1Department of Internal Medicine, Institute of Gastroenterology Tokyo Women's Medical University Tokyo Japan.
Background and aim: Wilson's disease (WD) is a rare inherited disease that causes systemic copper accumulation. This study examined the long-term course of WD patients with liver disease.
Methods: The 12 patients (9 female patients) enrolled in the study had a median age of 28 years (range: 19-57 years) at their first visit to our hospital. Clinical course and fibrosis markers were assessed in all patients.

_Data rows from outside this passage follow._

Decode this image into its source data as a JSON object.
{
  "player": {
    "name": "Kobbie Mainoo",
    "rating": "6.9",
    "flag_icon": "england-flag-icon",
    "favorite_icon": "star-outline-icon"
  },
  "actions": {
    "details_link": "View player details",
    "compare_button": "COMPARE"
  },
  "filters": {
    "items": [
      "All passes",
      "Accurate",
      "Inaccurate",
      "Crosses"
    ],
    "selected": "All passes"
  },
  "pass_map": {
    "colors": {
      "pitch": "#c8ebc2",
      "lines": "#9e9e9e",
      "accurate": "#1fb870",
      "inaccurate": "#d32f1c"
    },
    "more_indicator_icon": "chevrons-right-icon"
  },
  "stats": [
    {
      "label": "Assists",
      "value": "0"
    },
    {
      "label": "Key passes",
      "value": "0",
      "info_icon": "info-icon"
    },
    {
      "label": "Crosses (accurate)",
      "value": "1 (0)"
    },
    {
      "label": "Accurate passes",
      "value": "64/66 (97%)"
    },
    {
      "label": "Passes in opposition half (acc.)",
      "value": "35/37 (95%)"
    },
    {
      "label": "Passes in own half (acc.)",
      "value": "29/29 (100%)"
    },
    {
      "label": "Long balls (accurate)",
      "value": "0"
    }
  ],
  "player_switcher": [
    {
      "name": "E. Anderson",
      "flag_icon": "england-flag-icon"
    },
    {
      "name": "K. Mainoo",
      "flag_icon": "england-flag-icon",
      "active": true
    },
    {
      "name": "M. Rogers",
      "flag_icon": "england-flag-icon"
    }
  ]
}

Results: The median age at diagnosis was 24 years (range: 5-42 years). One patient had acute liver failure (ALF) and 11 patients had chronic liver disease (CLD, 5 with cirrhosis). The patients were followed-up for >20 years. The patient with ALF underwent liver transplantation; the postoperative course during the subsequent 20 years was good. Of the six patients with CLD, liver cirrhosis developed in four patients with interrupted chelating therapy. Two of the patients with cirrhosis died; one of these two patients died at 21 years after liver transplantation. However, the remaining patients with continued treatment exhibited a favorable clinical course for 30 years and none developed hepatocellular carcinoma (HCC). The duration of chelation therapy was significantly negatively correlated (P < 0.05) with the fibrosis-4 index or aspartate aminotransferase to platelet ratio index (APRI) score at the last visit; lower values were indicative of greater treatment success. Patients with an APRI score ≥1.5 had a significantly worse prognosis (P< 0.05).
Conclusion: Long-term survival of patients with WD was achieved without worsened liver function or carcinogenesis with appropriate treatment. Treatment disruption should be avoided.